(Beginning of PROVIDED MATERIAL)

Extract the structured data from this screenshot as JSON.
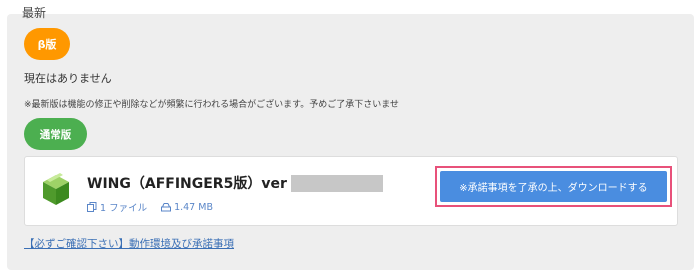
{
  "section": {
    "title": "最新"
  },
  "beta": {
    "badge_label": "β版",
    "empty_text": "現在はありません"
  },
  "notice": "※最新版は機能の修正や削除などが頻繁に行われる場合がございます。予めご了承下さいませ",
  "stable": {
    "badge_label": "通常版"
  },
  "product": {
    "title": "WING（AFFINGER5版）ver",
    "file_count": "1 ファイル",
    "file_size": "1.47 MB",
    "icon": "green-box-icon"
  },
  "download_button": "※承諾事項を了承の上、ダウンロードする",
  "footer_link": "【必ずご確認下さい】動作環境及び承諾事項",
  "colors": {
    "beta": "#ff9800",
    "stable": "#4caf50",
    "button": "#4a8de0",
    "highlight": "#e8517a",
    "link": "#3a6fb5"
  }
}
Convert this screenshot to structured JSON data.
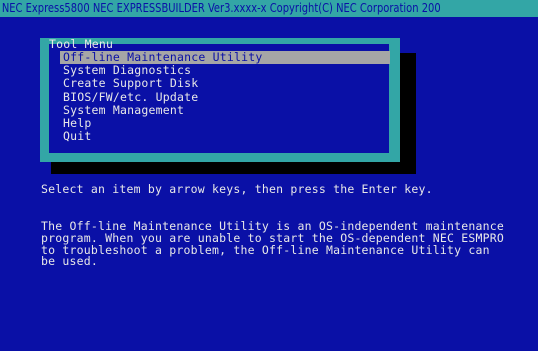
{
  "title_bar": "NEC Express5800 NEC EXPRESSBUILDER Ver3.xxxx-x Copyright(C) NEC Corporation 200",
  "menu": {
    "title": "Tool Menu",
    "items": [
      {
        "label": "Off-line Maintenance Utility",
        "selected": true
      },
      {
        "label": "System Diagnostics",
        "selected": false
      },
      {
        "label": "Create Support Disk",
        "selected": false
      },
      {
        "label": "BIOS/FW/etc. Update",
        "selected": false
      },
      {
        "label": "System Management",
        "selected": false
      },
      {
        "label": "Help",
        "selected": false
      },
      {
        "label": "Quit",
        "selected": false
      }
    ]
  },
  "prompt": "Select an item by arrow keys, then press the Enter key.",
  "description": [
    "The Off-line Maintenance Utility is an OS-independent maintenance",
    "program. When you are unable to start the OS-dependent NEC ESMPRO",
    "to troubleshoot a problem, the Off-line Maintenance Utility can",
    "be used."
  ],
  "colors": {
    "background": "#0a10a6",
    "frame": "#33a6a6",
    "highlight": "#a6a6a6",
    "text": "#e8e8e8",
    "shadow": "#000000"
  }
}
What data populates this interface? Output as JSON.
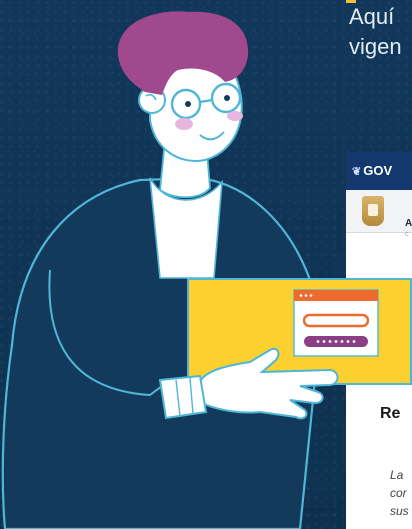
{
  "intro": {
    "heading": "Aquí\nvigen"
  },
  "site": {
    "brand_mark": "❦",
    "brand": "GOV",
    "header_mini_label": "A",
    "header_mini_sub": "C",
    "section_title": "Re",
    "body_text": "La\ncor\nsus"
  },
  "colors": {
    "background": "#103552",
    "card_yellow": "#fcd12f",
    "sweater": "#133a5c",
    "hair": "#a0498f",
    "form_orange": "#ec6c2f",
    "form_purple": "#8a3f85"
  }
}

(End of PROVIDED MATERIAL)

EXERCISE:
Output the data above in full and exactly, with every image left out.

EXERCISE RESPONSE:
Extract the structured data from this screenshot as JSON.
{
  "section": {
    "title": "最新"
  },
  "beta": {
    "badge_label": "β版",
    "empty_text": "現在はありません"
  },
  "notice": "※最新版は機能の修正や削除などが頻繁に行われる場合がございます。予めご了承下さいませ",
  "stable": {
    "badge_label": "通常版"
  },
  "product": {
    "title": "WING（AFFINGER5版）ver",
    "file_count": "1 ファイル",
    "file_size": "1.47 MB",
    "icon": "green-box-icon"
  },
  "download_button": "※承諾事項を了承の上、ダウンロードする",
  "footer_link": "【必ずご確認下さい】動作環境及び承諾事項",
  "colors": {
    "beta": "#ff9800",
    "stable": "#4caf50",
    "button": "#4a8de0",
    "highlight": "#e8517a",
    "link": "#3a6fb5"
  }
}
Convert this screenshot to structured JSON data.
{
  "title_bar": "NEC Express5800 NEC EXPRESSBUILDER Ver3.xxxx-x Copyright(C) NEC Corporation 200",
  "menu": {
    "title": "Tool Menu",
    "items": [
      {
        "label": "Off-line Maintenance Utility",
        "selected": true
      },
      {
        "label": "System Diagnostics",
        "selected": false
      },
      {
        "label": "Create Support Disk",
        "selected": false
      },
      {
        "label": "BIOS/FW/etc. Update",
        "selected": false
      },
      {
        "label": "System Management",
        "selected": false
      },
      {
        "label": "Help",
        "selected": false
      },
      {
        "label": "Quit",
        "selected": false
      }
    ]
  },
  "prompt": "Select an item by arrow keys, then press the Enter key.",
  "description": [
    "The Off-line Maintenance Utility is an OS-independent maintenance",
    "program. When you are unable to start the OS-dependent NEC ESMPRO",
    "to troubleshoot a problem, the Off-line Maintenance Utility can",
    "be used."
  ],
  "colors": {
    "background": "#0a10a6",
    "frame": "#33a6a6",
    "highlight": "#a6a6a6",
    "text": "#e8e8e8",
    "shadow": "#000000"
  }
}
What data populates this interface? Output as JSON.
{
  "intro": {
    "heading": "Aquí\nvigen"
  },
  "site": {
    "brand_mark": "❦",
    "brand": "GOV",
    "header_mini_label": "A",
    "header_mini_sub": "C",
    "section_title": "Re",
    "body_text": "La\ncor\nsus"
  },
  "colors": {
    "background": "#103552",
    "card_yellow": "#fcd12f",
    "sweater": "#133a5c",
    "hair": "#a0498f",
    "form_orange": "#ec6c2f",
    "form_purple": "#8a3f85"
  }
}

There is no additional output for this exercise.